Exercise goal >>
Every record, from first to last, should be retyped word for word.

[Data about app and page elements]
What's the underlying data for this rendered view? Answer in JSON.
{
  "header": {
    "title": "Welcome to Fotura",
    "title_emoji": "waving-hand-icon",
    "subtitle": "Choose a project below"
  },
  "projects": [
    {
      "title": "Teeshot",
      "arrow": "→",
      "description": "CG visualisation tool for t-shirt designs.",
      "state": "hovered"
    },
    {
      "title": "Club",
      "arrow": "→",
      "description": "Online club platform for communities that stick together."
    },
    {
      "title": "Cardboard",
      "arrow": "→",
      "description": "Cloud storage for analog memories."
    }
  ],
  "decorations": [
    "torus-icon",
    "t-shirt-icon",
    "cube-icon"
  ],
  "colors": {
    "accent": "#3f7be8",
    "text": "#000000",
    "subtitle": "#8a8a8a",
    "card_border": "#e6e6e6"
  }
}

Response to the task >>
What's the underlying data for this rendered view? Answer in JSON.
{
  "header": {
    "title": "Welcome to Fotura",
    "title_emoji": "waving-hand-icon",
    "subtitle": "Choose a project below"
  },
  "projects": [
    {
      "title": "Teeshot",
      "arrow": "→",
      "description": "CG visualisation tool for t-shirt designs.",
      "state": "hovered"
    },
    {
      "title": "Club",
      "arrow": "→",
      "description": "Online club platform for communities that stick together."
    },
    {
      "title": "Cardboard",
      "arrow": "→",
      "description": "Cloud storage for analog memories."
    }
  ],
  "decorations": [
    "torus-icon",
    "t-shirt-icon",
    "cube-icon"
  ],
  "colors": {
    "accent": "#3f7be8",
    "text": "#000000",
    "subtitle": "#8a8a8a",
    "card_border": "#e6e6e6"
  }
}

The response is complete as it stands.